# [WORK ITEM]
Return, from the data that follows, each line that holds the word "false".

══════

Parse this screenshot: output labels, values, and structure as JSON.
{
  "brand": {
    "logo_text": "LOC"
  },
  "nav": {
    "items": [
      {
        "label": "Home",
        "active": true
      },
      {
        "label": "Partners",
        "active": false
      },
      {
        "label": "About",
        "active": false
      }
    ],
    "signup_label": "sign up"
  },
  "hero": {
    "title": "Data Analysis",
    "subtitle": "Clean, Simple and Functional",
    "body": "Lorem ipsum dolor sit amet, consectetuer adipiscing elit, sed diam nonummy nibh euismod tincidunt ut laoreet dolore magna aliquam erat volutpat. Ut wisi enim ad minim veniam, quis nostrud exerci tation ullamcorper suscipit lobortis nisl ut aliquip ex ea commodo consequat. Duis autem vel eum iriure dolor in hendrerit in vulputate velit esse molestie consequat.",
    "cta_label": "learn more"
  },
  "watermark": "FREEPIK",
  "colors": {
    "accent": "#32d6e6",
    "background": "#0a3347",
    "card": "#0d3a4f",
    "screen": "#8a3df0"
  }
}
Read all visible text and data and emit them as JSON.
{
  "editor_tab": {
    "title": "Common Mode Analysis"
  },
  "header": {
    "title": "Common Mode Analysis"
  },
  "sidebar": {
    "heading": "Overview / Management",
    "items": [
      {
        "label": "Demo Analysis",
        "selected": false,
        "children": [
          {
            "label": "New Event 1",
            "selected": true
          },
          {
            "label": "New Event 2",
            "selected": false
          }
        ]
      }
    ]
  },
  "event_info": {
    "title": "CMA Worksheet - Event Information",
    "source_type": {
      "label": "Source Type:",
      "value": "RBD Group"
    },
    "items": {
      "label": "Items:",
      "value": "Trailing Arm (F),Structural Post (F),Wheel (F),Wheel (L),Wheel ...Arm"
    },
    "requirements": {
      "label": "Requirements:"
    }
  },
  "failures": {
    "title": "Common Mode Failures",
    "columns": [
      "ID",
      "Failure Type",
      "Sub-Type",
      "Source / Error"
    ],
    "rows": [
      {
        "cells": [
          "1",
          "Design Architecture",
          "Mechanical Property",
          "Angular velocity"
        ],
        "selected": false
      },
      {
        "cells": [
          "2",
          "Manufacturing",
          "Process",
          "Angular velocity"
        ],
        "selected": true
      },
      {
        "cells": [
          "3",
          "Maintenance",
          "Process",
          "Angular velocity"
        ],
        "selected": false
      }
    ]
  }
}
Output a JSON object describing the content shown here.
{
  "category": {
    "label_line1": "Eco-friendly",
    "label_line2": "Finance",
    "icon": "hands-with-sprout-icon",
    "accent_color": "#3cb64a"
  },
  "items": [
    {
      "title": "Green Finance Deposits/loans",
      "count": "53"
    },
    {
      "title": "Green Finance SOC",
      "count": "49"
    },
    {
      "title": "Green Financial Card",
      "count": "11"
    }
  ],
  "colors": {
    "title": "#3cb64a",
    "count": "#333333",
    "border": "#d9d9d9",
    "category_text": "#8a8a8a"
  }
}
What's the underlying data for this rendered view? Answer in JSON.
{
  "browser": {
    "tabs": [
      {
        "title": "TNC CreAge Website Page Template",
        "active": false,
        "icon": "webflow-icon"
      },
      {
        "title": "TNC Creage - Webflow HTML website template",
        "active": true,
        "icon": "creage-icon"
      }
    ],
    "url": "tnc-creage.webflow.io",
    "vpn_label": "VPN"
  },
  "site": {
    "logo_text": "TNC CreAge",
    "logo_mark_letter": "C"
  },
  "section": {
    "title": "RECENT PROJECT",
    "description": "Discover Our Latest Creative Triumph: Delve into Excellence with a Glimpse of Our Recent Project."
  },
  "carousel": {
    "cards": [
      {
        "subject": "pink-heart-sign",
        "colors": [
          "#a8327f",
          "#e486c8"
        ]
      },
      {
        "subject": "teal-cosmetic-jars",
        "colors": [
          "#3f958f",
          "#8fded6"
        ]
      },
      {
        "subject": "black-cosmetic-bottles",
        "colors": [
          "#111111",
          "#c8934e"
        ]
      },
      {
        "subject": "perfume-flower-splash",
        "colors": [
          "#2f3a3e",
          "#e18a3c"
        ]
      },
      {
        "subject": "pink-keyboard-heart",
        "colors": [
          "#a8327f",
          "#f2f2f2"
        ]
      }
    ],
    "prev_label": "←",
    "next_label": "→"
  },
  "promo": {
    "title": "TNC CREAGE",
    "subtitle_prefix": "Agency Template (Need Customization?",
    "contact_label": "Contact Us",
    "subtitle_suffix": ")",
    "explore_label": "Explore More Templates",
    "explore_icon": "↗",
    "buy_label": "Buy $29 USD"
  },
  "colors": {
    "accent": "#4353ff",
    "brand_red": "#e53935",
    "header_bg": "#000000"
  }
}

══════

# [SOLUTION TO THIS PROBLEM]
        "active": false
        "active": false
        "selected": false,
            "selected": false
        "selected": false
        "selected": false
        "active": false,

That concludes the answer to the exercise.